Today Metro announced its intent to award new contracts for the transport and disposal of garbage received at Metro Central and Metro South transfer stations, starting in January 2020.
The garbage will go to Columbia Ridge Landfill near Arlington, Ore., through a contract with Waste Management, which owns the landfill. Walsh Trucking Company will transport the garbage from the two transfer stations to this landfill. Both contracts will be in effect for 10 years with two possible five-year extensions.
“After a highly competitive process, we chose two companies that are experienced in managing and transporting garbage and are well-positioned to provide good service,” said Paul Slyman, Metro’s director of Property and Environmental Services. “We believe we’ve done right by the Portland area’s ratepayers and the environment.”
Metro’s two transfer stations handle about 40 percent of the garbage generated in the greater Portland area – currently about 500,000 tons per year. The other 60 percent is handled by five privately owned transfer stations around the region.
Since 1991 Metro has promised 90 percent of all landfill-bound garbage created within Metro’s jurisdiction to a Waste Management landfill. That contractual obligation ends on Dec. 31, 2019, after which privately owned transfer stations will make their own arrangements, with a few limitations, for the disposal of the garbage they receive. The garbage brought to Metro Central and Metro South transfer stations will continue to go to Columbia Ridge under the terms of the new contract.
Walsh Trucking has been transporting waste from Metro Central and Metro South to Columbia Ridge Landfill since 2010. About sixty long-haul trucks per day, each with about 34 tons of garbage, leave Metro Central and Metro South to make the nearly 150-mile one-way journey to the landfill.
Both of the contract awards announced today come at the end of an open procurement process, announced in the summer of 2017, which solicited proposals from landfill operators and companies offering various transportation options, including barge and rail.
Four landfills were in competition for this waste: Columbia Ridge Landfill; Finley Buttes Landfill near Boardman, Ore., owned by Waste Connections; Roosevelt Regional Landfill in Roosevelt, Wash., owned by Republic Services, and Wasco County Landfill near The Dalles, also owned by Waste Connections. Metro announced last May that it would begin negotiations with Waste Management for continued use of Columbia Ridge after that proposal scored the highest in the review.
The new contract includes the following terms related to cost and efficiency of operations:
- Metro will pay lower rates per ton than what Waste Management currently charges for disposal of the Metro region’s garbage.
- Added hours and other operational improvements at Columbia Ridge Landfill are expected to enable more efficient operations at Metro’s two public transfer stations, which will help improve service for Metro’s waste customers.
- Private transfer stations may, under certain circumstances, take advantage of Metro’s reduced disposal rate.

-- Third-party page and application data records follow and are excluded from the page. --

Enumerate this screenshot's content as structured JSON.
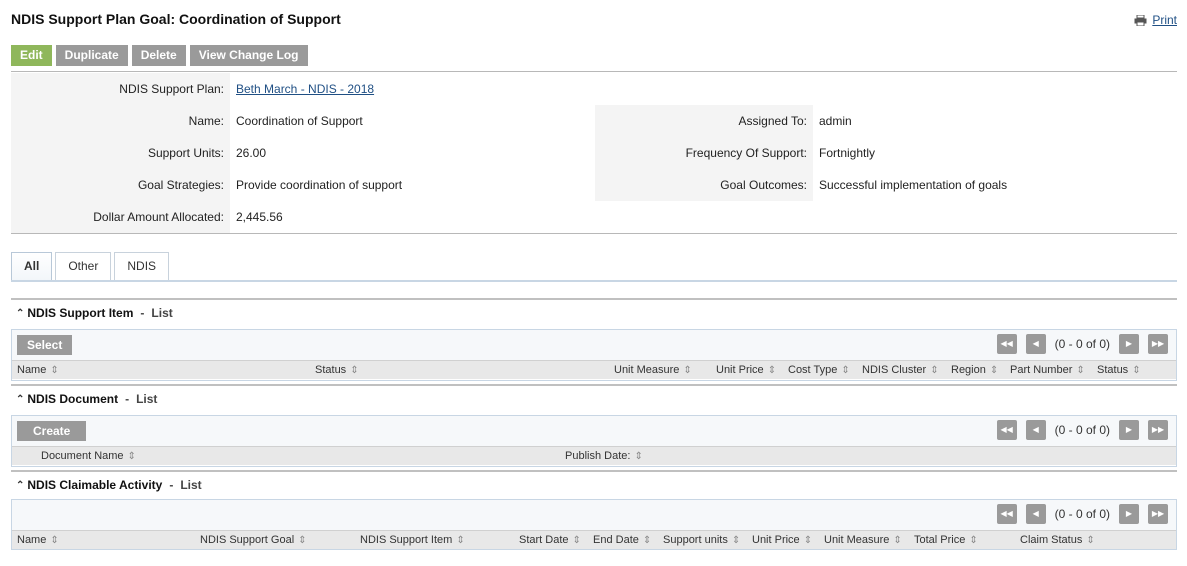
{
  "page": {
    "title": "NDIS Support Plan Goal: Coordination of Support",
    "print_label": "Print",
    "print_icon": "printer-icon"
  },
  "toolbar": {
    "edit": "Edit",
    "duplicate": "Duplicate",
    "delete": "Delete",
    "change_log": "View Change Log"
  },
  "details": {
    "support_plan_label": "NDIS Support Plan:",
    "support_plan_value": "Beth March - NDIS - 2018",
    "name_label": "Name:",
    "name_value": "Coordination of Support",
    "assigned_label": "Assigned To:",
    "assigned_value": "admin",
    "units_label": "Support Units:",
    "units_value": "26.00",
    "frequency_label": "Frequency Of Support:",
    "frequency_value": "Fortnightly",
    "strategies_label": "Goal Strategies:",
    "strategies_value": "Provide coordination of support",
    "outcomes_label": "Goal Outcomes:",
    "outcomes_value": "Successful implementation of goals",
    "dollar_label": "Dollar Amount Allocated:",
    "dollar_value": "2,445.56"
  },
  "tabs": [
    "All",
    "Other",
    "NDIS"
  ],
  "sections": {
    "support_item": {
      "title": "NDIS Support Item",
      "sep": "-",
      "list": "List",
      "button": "Select",
      "count": "(0 - 0 of 0)",
      "columns": [
        "Name",
        "Status",
        "Unit Measure",
        "Unit Price",
        "Cost Type",
        "NDIS Cluster",
        "Region",
        "Part Number",
        "Status"
      ]
    },
    "document": {
      "title": "NDIS Document",
      "sep": "-",
      "list": "List",
      "button": "Create",
      "count": "(0 - 0 of 0)",
      "columns": [
        "Document Name",
        "Publish Date:"
      ]
    },
    "claimable": {
      "title": "NDIS Claimable Activity",
      "sep": "-",
      "list": "List",
      "count": "(0 - 0 of 0)",
      "columns": [
        "Name",
        "NDIS Support Goal",
        "NDIS Support Item",
        "Start Date",
        "End Date",
        "Support units",
        "Unit Price",
        "Unit Measure",
        "Total Price",
        "Claim Status"
      ]
    }
  },
  "colors": {
    "edit_button": "#8fb75b",
    "gray_button": "#9a9a9a",
    "link": "#1f4f84"
  }
}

On the transportation side, proposals were received from two trucking companies (Walsh and LTI, Inc.), a barge company (Tidewater Barge Lines), and Union Pacific Railroad working with Waste Management to send waste to Columbia Ridge by rail. In the end, Walsh’s proposal was considered to provide the best value for the ratepayers of the greater Portland area. Some of the requirements for the new transportation contract include:
- Increased wages for Walsh drivers
- Reduced environmental impacts resulting from increased fuel efficiency and more garbage hauled per load
- Partnership opportunities with community-based organizations to improve recruitment and training for drivers, mechanics and other Walsh employees and to support career development, especially for women and communities of color.
Each contract will go into effect on Jan. 1, 2020.